The blue superscript numbers within the text refer to bibliographic references that appear only in Hebrew at the site:
1917–1948 C.E. – The British Mandate of Palestine (in the Land of Israel)
1917 – During the period of the First World War the situation of the Jews of Acre is poor. They submit a request for aid to the officials of the Palestine Bureau of the Zionist Organization ("Eretz Yisrael Office”). Rafiq Bey al-Tamimi and Amine Bahjat Bey, officials of the Turkish government, arrive in Acre to write a scientific civil scientific report about the city  239.
1918 –The Bavarian German air squadron conducts an excellent aerial photography mission over Acre  240  241. On September 23, the 13th British Brigade of the 5th Cavalry Division takes command of Acre.
1919 –A census is taken of the Jewish families in Acre.

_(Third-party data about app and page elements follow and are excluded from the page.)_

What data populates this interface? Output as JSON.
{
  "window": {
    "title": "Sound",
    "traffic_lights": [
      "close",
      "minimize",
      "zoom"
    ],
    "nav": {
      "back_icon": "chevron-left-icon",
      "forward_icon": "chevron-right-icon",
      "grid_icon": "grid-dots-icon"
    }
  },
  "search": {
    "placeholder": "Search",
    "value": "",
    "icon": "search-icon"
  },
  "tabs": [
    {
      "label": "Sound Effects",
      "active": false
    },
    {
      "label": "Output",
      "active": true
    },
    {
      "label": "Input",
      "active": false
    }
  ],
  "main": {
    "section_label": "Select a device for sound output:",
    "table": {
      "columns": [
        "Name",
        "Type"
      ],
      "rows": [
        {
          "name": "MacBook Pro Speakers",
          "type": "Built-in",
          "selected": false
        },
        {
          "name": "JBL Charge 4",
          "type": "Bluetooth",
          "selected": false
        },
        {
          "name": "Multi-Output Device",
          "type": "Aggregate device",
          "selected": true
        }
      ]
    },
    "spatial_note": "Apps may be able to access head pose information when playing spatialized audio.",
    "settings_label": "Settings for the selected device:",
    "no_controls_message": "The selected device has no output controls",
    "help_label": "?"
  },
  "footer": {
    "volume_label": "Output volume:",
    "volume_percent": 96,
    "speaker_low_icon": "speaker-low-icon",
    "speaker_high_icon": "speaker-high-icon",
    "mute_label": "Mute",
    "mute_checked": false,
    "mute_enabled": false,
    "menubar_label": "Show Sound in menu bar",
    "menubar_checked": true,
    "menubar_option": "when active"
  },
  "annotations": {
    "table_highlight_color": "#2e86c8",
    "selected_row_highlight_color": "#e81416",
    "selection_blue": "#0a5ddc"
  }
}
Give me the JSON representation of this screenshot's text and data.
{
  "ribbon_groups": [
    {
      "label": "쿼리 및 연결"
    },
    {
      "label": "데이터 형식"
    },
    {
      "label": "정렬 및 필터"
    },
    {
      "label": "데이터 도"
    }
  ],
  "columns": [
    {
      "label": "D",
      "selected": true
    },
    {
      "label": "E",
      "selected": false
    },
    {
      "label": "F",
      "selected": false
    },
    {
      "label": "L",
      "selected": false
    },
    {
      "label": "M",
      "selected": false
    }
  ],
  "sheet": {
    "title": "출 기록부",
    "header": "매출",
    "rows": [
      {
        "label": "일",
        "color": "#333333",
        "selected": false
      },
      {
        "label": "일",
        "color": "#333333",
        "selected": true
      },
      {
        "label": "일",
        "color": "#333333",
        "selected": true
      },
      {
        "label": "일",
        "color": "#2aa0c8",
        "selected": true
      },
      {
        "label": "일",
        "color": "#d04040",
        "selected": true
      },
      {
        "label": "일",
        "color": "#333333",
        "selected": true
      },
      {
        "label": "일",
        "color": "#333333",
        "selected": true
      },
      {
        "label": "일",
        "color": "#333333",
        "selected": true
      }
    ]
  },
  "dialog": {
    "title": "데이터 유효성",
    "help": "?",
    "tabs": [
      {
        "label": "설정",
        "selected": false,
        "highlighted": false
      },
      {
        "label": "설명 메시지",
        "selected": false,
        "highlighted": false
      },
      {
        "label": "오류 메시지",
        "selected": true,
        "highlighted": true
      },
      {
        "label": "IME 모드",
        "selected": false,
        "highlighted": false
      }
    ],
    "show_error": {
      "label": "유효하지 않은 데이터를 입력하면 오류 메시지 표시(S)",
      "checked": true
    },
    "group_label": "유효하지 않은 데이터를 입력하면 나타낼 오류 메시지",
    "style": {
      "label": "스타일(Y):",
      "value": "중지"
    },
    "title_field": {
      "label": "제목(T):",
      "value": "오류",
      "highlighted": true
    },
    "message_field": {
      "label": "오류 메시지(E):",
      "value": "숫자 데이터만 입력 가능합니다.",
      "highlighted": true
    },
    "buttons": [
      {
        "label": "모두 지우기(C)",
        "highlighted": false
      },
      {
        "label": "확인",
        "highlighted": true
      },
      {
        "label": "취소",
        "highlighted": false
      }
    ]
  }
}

There are 35 families, the majority of Sephardic origin with only three families of Ashkenazic origin  242.
1920 – In April a series of violent clashes between Arabs and Jews begins in Jerusalem. As a first measure, the British immediately arrest Jabotinsky and 19 young men from the Haganah (one of the Jewish underground forces) on various charges. Jabotinsky is interned in the Acre prison and sentenced to 15 years at hard labor. The harsh sentence arouses a storm in public opinion throughout the country and the world. The trial is re-opened: Jabotinsky is re-sentenced to a single year’s imprisonment, and this is commuted.
1923 – Yehoshua Meyuhas resides in Acre and is both principal and teacher in the school for Jewish children for some years  243. The Nur  (Hebrew: “fire”) match factory is established by the Weizmann brothers from Lithuania  244.
1925–1926 – In the framework of the Fourth Aliya (fourth wave of Jewish immigration, 1924 to 1929/32), Zionist pioneers arrive in Acre prepared to work quarrying sand and gravel, fishing, and are also employed in the Nur match factory  245.
1927 – In July, an earthquake of magnitude Richter 6, its epicenter in the Dead Sea, causes the collapse of buildings in Acre.
1929 – In August, at the time of a continuing series of violent inter-ethnic clashes, A Jewish family in Acre is attacked by rampaging Arabs  246.
1931 – A British governmental census determines that there are 231 Jews in Acre  247.
1933 – Yitzhak Ben-Zvi visits Acre.
1936 – During renewed violent clashes between Arabs and Jews, Jews flee Acre.
1941 – On July 14 in the “Sidney Smith” British barracks on Acre’s northern city limits (where the Hofim youth village stands today), an armistice is signed between France’s Vichy government occupying Syria and Lebanon, and the British in Mandate Palestine. The agreement is known as the Armistice of Saint Jean d'Acre (the first armistice between Britain and France since Napoleon’s time).
1944 (or 1942)  – A powerful winter flooding of the Beit HaEmek stream destroys a section of the supporting arches of the aqueduct in the Arab village of Mazra'a The British build a metal siphon in place of this section, enabling a continued supply of water to Acre. Winter prepares a comprehensive archeological survey in Acre as the basis of preservation and renovation works.
May 4, 1947 – the Acre Prison Breakout takes place. In the preceding month, the prison holds 163 Jewish and 460 Arabs prisoners, 87 of the Jews being members of underground groups, the rest of the prisoners are felons. At the time of the breakout, 41 Jews and 214 Arabs succeed in escaping.